The founding members of NATO signed the North Atlantic Treaty on April 4, 1949.  NATO's primary purpose was to defend member nations against the large number of troops in pro-communist countries. The United States also wanted to maintain a presence in Europe, to prevent a resurgence of military nationalism and foster political union. In this way, NATO made the European Union possible. (Source: "NATO History," NATO.)

NATO and the Cold War

During the Cold War, NATO's mission expanded to prevent nuclear war. After West Germany joined NATO, the communist countries formed the Warsaw Pact alliance, including the USSR, Bulgaria, Hungary, Rumania, Poland, Czechoslovakia and East Germany.
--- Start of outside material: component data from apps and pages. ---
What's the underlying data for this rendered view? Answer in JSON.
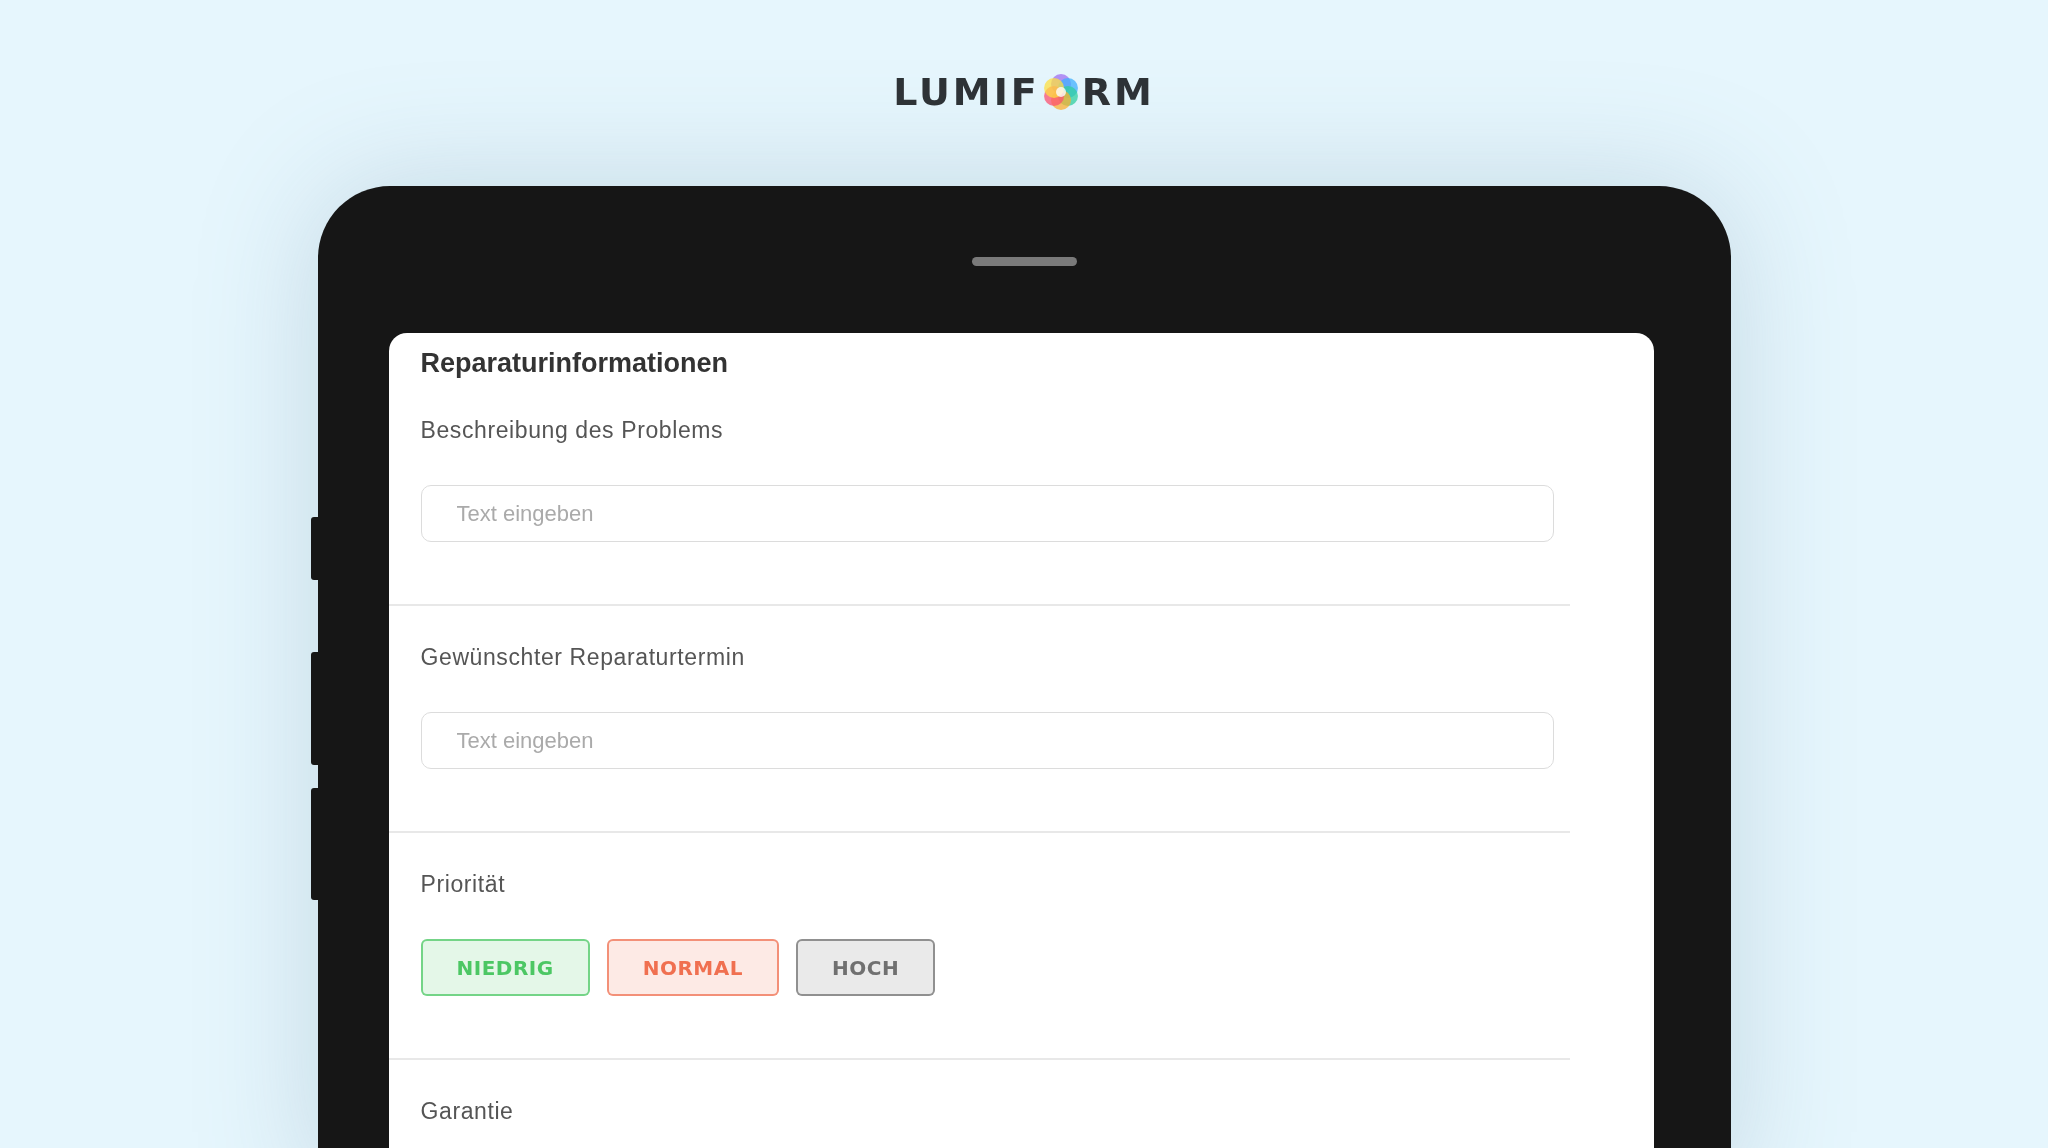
{
  "logo": {
    "before": "LUMIF",
    "after": "RM"
  },
  "form": {
    "title": "Reparaturinformationen",
    "sections": [
      {
        "kind": "input",
        "label": "Beschreibung des Problems",
        "placeholder": "Text eingeben"
      },
      {
        "kind": "input",
        "label": "Gewünschter Reparaturtermin",
        "placeholder": "Text eingeben"
      },
      {
        "kind": "choice",
        "label": "Priorität",
        "options": [
          {
            "label": "NIEDRIG",
            "color": "#4cc764"
          },
          {
            "label": "NORMAL",
            "color": "#f07050"
          },
          {
            "label": "HOCH",
            "color": "#707070"
          }
        ]
      },
      {
        "kind": "label",
        "label": "Garantie"
      }
    ]
  }
}
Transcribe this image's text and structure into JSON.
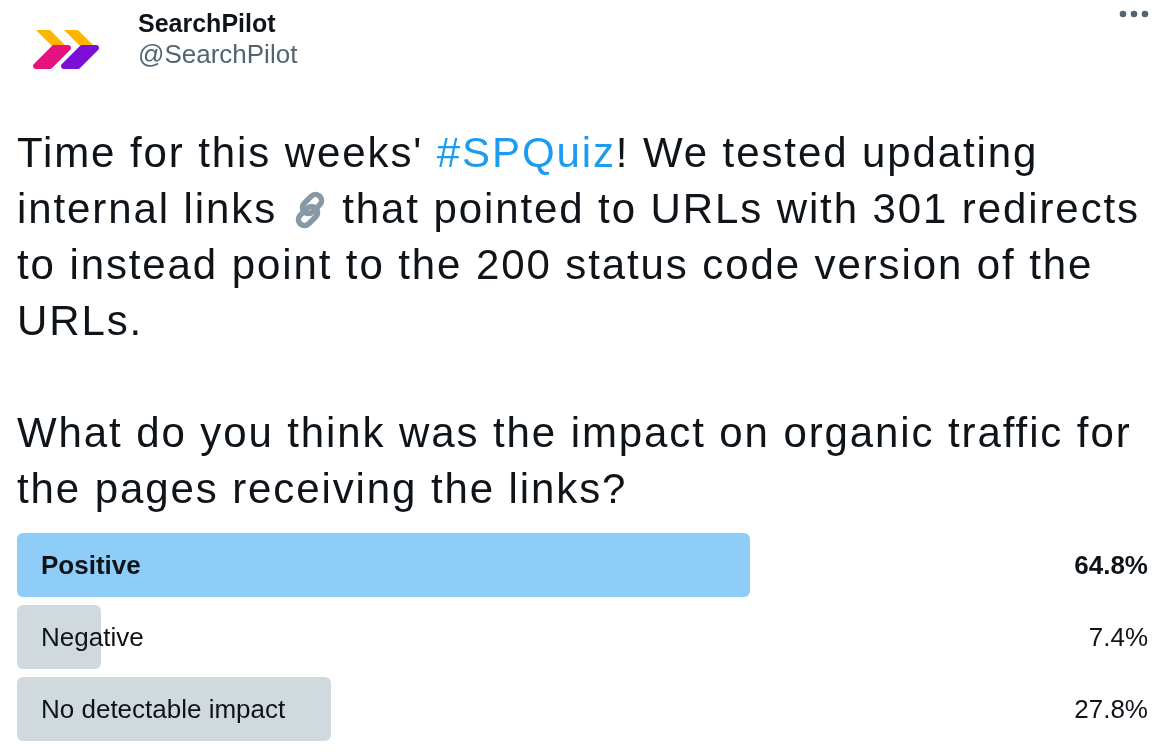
{
  "author": {
    "name": "SearchPilot",
    "handle": "@SearchPilot"
  },
  "tweet": {
    "paragraphs": [
      [
        {
          "kind": "text",
          "text": "Time for this weeks' "
        },
        {
          "kind": "hashtag",
          "text": "#SPQuiz"
        },
        {
          "kind": "text",
          "text": "! We tested updating internal links "
        },
        {
          "kind": "emoji"
        },
        {
          "kind": "text",
          "text": " that pointed to URLs with 301 redirects to instead point to the 200 status code version of the URLs."
        }
      ],
      [
        {
          "kind": "text",
          "text": "What do you think was the impact on organic traffic for the pages receiving the links?"
        }
      ]
    ]
  },
  "poll": {
    "options": [
      {
        "label": "Positive",
        "percent": "64.8%",
        "selected": true
      },
      {
        "label": "Negative",
        "percent": "7.4%",
        "selected": false
      },
      {
        "label": "No detectable impact",
        "percent": "27.8%",
        "selected": false
      }
    ]
  }
}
In response, NATO adopted the "Massive Retaliation" policy, which promised to use nuclear weapons if the Pact attacked. This deterrence policy allowed Europe to focus on economic development instead of building large conventional armies.

The Soviet Union, on the other hand, continued to build its military presence. By the end of the Cold War, it was spending three times what the U.S. was with only one-third the economic power. When the Berlin Wall fell in 1989, it was due to economic as well as ideological reasons. After the USSR dissolved in the late 1980s, NATO's relationship with Russia thawed. In 1997, the NATO-Russia Founding Act was signed to build bilateral cooperation. In 2002, the NATO-Russia Council was formed to allow NATO members and Russia to partner on common security issues.

The collapse of the USSR led to unrest in its former satellite states. NATO expanded its focus to address this instability when a civil war in the former Yugoslavia turned into ethnic cleansing and genocide. NATO's initial support of a United Nations naval embargo led to the enforcement of a no-fly zone. Violations then led to a few airstrikes until September 1999, when NATO conducted a heavy nine-day air campaign that ended the war. By December of that year, NATO deployed a peace-keeping force of 60,000 soldiers that ended in 2004, when NATO transferred this function to the European Union. 

Continue Reading...